This office would be kind of expensive to do on your own.
Nothing to break the bank, mind you, but the materials I used were pricey, and it took a lot of labor and woodworking expertise to make the walnut shelves. In this post, I'm going to show you a few ways to save money on your shelving.
First, if you were paying attention, you might have noticed that I made do without brackets in a few places:
On the right-hand side, I didn't have to use brackets because the wall made a right angle, and there were studs in all the right places. I just screwed little strips of wood (ledgers) into the wall to make ledges.
On the lower left, I was concerned that the printer/scanner would bump into the shelf bracket when I raised the lid. I wanted to use a ledger, but there's not a stud in the right place. Instead of screwing the ledger to the wall, I held it up in front with a little piece of wood. (This is a bit of trim that I happened to have lying around, and it's probably a little too slender for the books it's holding up. If you're trying this at home, use something a little thicker.)
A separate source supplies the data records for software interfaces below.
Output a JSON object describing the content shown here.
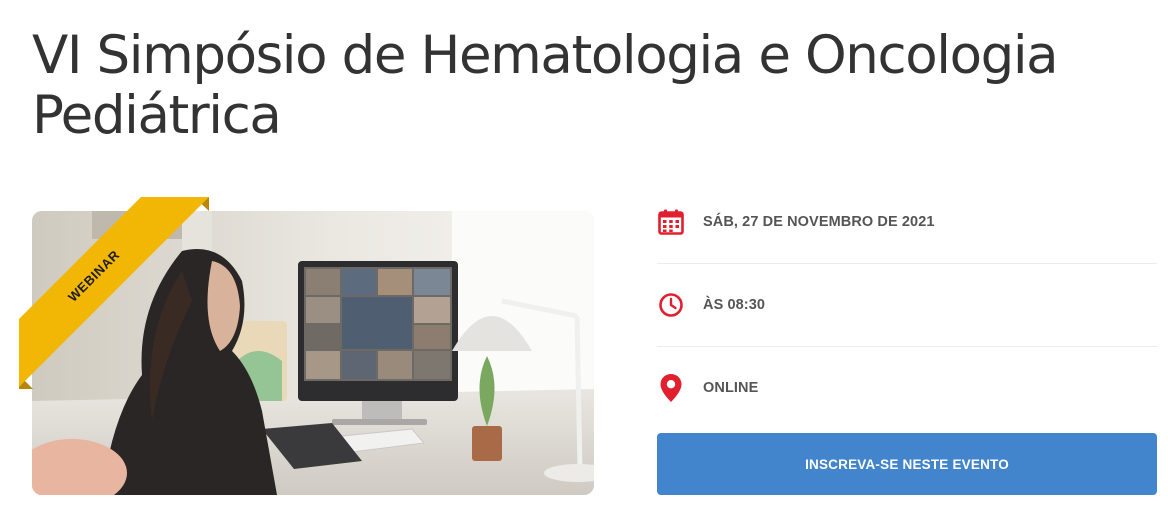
{
  "event": {
    "title": "VI Simpósio de Hematologia e Oncologia Pediátrica",
    "badge": "WEBINAR",
    "date": "SÁB, 27 DE NOVEMBRO DE 2021",
    "time": "ÀS 08:30",
    "location": "ONLINE",
    "register_label": "INSCREVA-SE NESTE EVENTO"
  },
  "icons": {
    "date": "calendar-icon",
    "time": "clock-icon",
    "location": "map-pin-icon"
  },
  "colors": {
    "title": "#333333",
    "icon_red": "#e0202f",
    "ribbon_yellow": "#f2b705",
    "button_blue": "#4285cc",
    "info_text": "#555555"
  }
}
I could have supported whole shelf this way, with sturdy legs running down from one shelf to the next and thence to the desk. That would take a little more work than hanging brackets, but it would be a little bit cheaper.
In fact, when I put in my kitchen, I made a sturdier version, using legs as wide as each shelf, like this:
The kitchen was also less expensive than the office because I used a cheap grade of pine, and I got the two metal brackets for free from my mom when she upgraded her kitchen. By the way, did you notice that the brackets are just a little bit off center? Once again, it's because of the location of the wall studs.
Speaking of "less expensive," the wood for this little bathroom shelf was free:
Do you need someone to install a built-in office or a custom closet? Give me a call if you live near Asheville.